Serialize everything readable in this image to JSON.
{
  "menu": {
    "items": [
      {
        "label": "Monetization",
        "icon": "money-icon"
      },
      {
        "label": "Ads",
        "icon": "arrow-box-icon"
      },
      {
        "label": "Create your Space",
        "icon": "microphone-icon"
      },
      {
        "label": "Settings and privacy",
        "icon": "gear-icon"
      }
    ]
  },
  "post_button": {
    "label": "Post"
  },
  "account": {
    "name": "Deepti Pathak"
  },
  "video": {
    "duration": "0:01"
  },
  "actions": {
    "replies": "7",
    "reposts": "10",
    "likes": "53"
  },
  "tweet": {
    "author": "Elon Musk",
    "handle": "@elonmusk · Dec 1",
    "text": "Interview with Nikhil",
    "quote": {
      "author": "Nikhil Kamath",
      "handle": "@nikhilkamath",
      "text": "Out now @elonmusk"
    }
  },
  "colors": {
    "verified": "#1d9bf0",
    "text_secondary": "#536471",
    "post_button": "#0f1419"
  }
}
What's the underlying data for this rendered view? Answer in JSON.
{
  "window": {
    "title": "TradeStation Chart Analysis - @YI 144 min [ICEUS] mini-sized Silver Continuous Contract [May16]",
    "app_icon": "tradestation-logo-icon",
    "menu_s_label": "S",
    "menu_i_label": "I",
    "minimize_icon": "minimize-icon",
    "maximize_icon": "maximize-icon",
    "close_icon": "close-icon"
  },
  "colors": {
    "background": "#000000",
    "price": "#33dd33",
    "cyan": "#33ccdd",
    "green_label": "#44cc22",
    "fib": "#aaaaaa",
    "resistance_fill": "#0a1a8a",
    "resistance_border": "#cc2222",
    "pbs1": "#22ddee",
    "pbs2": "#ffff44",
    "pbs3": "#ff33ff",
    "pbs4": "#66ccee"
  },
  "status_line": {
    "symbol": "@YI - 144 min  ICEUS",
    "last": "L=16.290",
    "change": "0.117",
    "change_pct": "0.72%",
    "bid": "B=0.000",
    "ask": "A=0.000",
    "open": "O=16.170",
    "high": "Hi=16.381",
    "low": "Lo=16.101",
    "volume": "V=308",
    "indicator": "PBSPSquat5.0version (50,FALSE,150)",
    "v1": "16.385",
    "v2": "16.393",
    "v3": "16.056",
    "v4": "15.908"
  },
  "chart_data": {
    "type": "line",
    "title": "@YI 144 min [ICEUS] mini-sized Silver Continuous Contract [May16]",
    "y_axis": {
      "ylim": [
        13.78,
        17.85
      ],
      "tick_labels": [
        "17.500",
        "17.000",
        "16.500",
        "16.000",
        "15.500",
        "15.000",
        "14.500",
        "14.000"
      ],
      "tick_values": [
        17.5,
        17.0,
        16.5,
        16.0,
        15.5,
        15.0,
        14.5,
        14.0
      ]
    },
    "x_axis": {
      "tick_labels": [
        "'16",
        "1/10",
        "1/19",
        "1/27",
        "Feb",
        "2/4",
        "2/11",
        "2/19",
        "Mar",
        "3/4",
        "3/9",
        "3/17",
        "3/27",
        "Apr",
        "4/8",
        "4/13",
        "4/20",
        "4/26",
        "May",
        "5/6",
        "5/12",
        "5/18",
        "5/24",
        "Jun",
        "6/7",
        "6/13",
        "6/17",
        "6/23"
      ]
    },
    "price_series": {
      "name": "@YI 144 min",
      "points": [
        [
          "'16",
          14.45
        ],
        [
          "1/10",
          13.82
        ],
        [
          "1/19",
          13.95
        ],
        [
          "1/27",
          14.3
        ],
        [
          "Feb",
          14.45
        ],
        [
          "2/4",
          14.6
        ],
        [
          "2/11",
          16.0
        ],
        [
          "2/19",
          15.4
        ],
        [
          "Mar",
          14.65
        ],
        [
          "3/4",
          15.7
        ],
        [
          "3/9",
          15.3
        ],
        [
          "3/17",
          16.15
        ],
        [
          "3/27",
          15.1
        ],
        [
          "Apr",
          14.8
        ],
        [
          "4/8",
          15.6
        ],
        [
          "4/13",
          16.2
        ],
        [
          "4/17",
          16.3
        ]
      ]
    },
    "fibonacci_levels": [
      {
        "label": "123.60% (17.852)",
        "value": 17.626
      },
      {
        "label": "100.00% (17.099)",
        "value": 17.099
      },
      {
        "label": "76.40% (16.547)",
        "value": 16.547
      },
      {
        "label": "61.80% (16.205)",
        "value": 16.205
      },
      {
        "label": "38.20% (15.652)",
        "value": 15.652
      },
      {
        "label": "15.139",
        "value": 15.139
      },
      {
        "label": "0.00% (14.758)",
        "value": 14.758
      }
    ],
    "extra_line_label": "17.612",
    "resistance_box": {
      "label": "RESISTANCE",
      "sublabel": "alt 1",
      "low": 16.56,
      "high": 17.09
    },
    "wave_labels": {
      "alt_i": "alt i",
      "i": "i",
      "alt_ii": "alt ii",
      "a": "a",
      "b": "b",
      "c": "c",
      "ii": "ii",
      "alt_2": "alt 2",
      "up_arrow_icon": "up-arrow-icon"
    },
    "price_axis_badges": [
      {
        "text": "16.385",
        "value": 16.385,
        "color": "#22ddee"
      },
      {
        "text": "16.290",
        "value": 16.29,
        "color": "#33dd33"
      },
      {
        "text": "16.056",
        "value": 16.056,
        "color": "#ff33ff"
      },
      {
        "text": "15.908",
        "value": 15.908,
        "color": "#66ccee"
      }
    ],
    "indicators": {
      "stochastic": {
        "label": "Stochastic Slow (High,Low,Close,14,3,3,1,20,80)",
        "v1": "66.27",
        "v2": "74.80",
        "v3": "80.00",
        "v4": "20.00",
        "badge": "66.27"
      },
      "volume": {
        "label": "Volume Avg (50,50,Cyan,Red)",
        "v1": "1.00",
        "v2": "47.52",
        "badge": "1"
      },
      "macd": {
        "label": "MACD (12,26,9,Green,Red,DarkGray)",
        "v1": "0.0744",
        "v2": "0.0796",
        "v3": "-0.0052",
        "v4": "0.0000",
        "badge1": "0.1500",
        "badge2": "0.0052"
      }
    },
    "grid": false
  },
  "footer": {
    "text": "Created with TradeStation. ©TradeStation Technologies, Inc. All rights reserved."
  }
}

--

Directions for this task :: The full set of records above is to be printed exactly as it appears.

Answer box ::
Serialize everything readable in this image to JSON.
{
  "menu": {
    "items": [
      {
        "label": "Monetization",
        "icon": "money-icon"
      },
      {
        "label": "Ads",
        "icon": "arrow-box-icon"
      },
      {
        "label": "Create your Space",
        "icon": "microphone-icon"
      },
      {
        "label": "Settings and privacy",
        "icon": "gear-icon"
      }
    ]
  },
  "post_button": {
    "label": "Post"
  },
  "account": {
    "name": "Deepti Pathak"
  },
  "video": {
    "duration": "0:01"
  },
  "actions": {
    "replies": "7",
    "reposts": "10",
    "likes": "53"
  },
  "tweet": {
    "author": "Elon Musk",
    "handle": "@elonmusk · Dec 1",
    "text": "Interview with Nikhil",
    "quote": {
      "author": "Nikhil Kamath",
      "handle": "@nikhilkamath",
      "text": "Out now @elonmusk"
    }
  },
  "colors": {
    "verified": "#1d9bf0",
    "text_secondary": "#536471",
    "post_button": "#0f1419"
  }
}
What's the underlying data for this rendered view? Answer in JSON.
{
  "window": {
    "title": "TradeStation Chart Analysis - @YI 144 min [ICEUS] mini-sized Silver Continuous Contract [May16]",
    "app_icon": "tradestation-logo-icon",
    "menu_s_label": "S",
    "menu_i_label": "I",
    "minimize_icon": "minimize-icon",
    "maximize_icon": "maximize-icon",
    "close_icon": "close-icon"
  },
  "colors": {
    "background": "#000000",
    "price": "#33dd33",
    "cyan": "#33ccdd",
    "green_label": "#44cc22",
    "fib": "#aaaaaa",
    "resistance_fill": "#0a1a8a",
    "resistance_border": "#cc2222",
    "pbs1": "#22ddee",
    "pbs2": "#ffff44",
    "pbs3": "#ff33ff",
    "pbs4": "#66ccee"
  },
  "status_line": {
    "symbol": "@YI - 144 min  ICEUS",
    "last": "L=16.290",
    "change": "0.117",
    "change_pct": "0.72%",
    "bid": "B=0.000",
    "ask": "A=0.000",
    "open": "O=16.170",
    "high": "Hi=16.381",
    "low": "Lo=16.101",
    "volume": "V=308",
    "indicator": "PBSPSquat5.0version (50,FALSE,150)",
    "v1": "16.385",
    "v2": "16.393",
    "v3": "16.056",
    "v4": "15.908"
  },
  "chart_data": {
    "type": "line",
    "title": "@YI 144 min [ICEUS] mini-sized Silver Continuous Contract [May16]",
    "y_axis": {
      "ylim": [
        13.78,
        17.85
      ],
      "tick_labels": [
        "17.500",
        "17.000",
        "16.500",
        "16.000",
        "15.500",
        "15.000",
        "14.500",
        "14.000"
      ],
      "tick_values": [
        17.5,
        17.0,
        16.5,
        16.0,
        15.5,
        15.0,
        14.5,
        14.0
      ]
    },
    "x_axis": {
      "tick_labels": [
        "'16",
        "1/10",
        "1/19",
        "1/27",
        "Feb",
        "2/4",
        "2/11",
        "2/19",
        "Mar",
        "3/4",
        "3/9",
        "3/17",
        "3/27",
        "Apr",
        "4/8",
        "4/13",
        "4/20",
        "4/26",
        "May",
        "5/6",
        "5/12",
        "5/18",
        "5/24",
        "Jun",
        "6/7",
        "6/13",
        "6/17",
        "6/23"
      ]
    },
    "price_series": {
      "name": "@YI 144 min",
      "points": [
        [
          "'16",
          14.45
        ],
        [
          "1/10",
          13.82
        ],
        [
          "1/19",
          13.95
        ],
        [
          "1/27",
          14.3
        ],
        [
          "Feb",
          14.45
        ],
        [
          "2/4",
          14.6
        ],
        [
          "2/11",
          16.0
        ],
        [
          "2/19",
          15.4
        ],
        [
          "Mar",
          14.65
        ],
        [
          "3/4",
          15.7
        ],
        [
          "3/9",
          15.3
        ],
        [
          "3/17",
          16.15
        ],
        [
          "3/27",
          15.1
        ],
        [
          "Apr",
          14.8
        ],
        [
          "4/8",
          15.6
        ],
        [
          "4/13",
          16.2
        ],
        [
          "4/17",
          16.3
        ]
      ]
    },
    "fibonacci_levels": [
      {
        "label": "123.60% (17.852)",
        "value": 17.626
      },
      {
        "label": "100.00% (17.099)",
        "value": 17.099
      },
      {
        "label": "76.40% (16.547)",
        "value": 16.547
      },
      {
        "label": "61.80% (16.205)",
        "value": 16.205
      },
      {
        "label": "38.20% (15.652)",
        "value": 15.652
      },
      {
        "label": "15.139",
        "value": 15.139
      },
      {
        "label": "0.00% (14.758)",
        "value": 14.758
      }
    ],
    "extra_line_label": "17.612",
    "resistance_box": {
      "label": "RESISTANCE",
      "sublabel": "alt 1",
      "low": 16.56,
      "high": 17.09
    },
    "wave_labels": {
      "alt_i": "alt i",
      "i": "i",
      "alt_ii": "alt ii",
      "a": "a",
      "b": "b",
      "c": "c",
      "ii": "ii",
      "alt_2": "alt 2",
      "up_arrow_icon": "up-arrow-icon"
    },
    "price_axis_badges": [
      {
        "text": "16.385",
        "value": 16.385,
        "color": "#22ddee"
      },
      {
        "text": "16.290",
        "value": 16.29,
        "color": "#33dd33"
      },
      {
        "text": "16.056",
        "value": 16.056,
        "color": "#ff33ff"
      },
      {
        "text": "15.908",
        "value": 15.908,
        "color": "#66ccee"
      }
    ],
    "indicators": {
      "stochastic": {
        "label": "Stochastic Slow (High,Low,Close,14,3,3,1,20,80)",
        "v1": "66.27",
        "v2": "74.80",
        "v3": "80.00",
        "v4": "20.00",
        "badge": "66.27"
      },
      "volume": {
        "label": "Volume Avg (50,50,Cyan,Red)",
        "v1": "1.00",
        "v2": "47.52",
        "badge": "1"
      },
      "macd": {
        "label": "MACD (12,26,9,Green,Red,DarkGray)",
        "v1": "0.0744",
        "v2": "0.0796",
        "v3": "-0.0052",
        "v4": "0.0000",
        "badge1": "0.1500",
        "badge2": "0.0052"
      }
    },
    "grid": false
  },
  "footer": {
    "text": "Created with TradeStation. ©TradeStation Technologies, Inc. All rights reserved."
  }
}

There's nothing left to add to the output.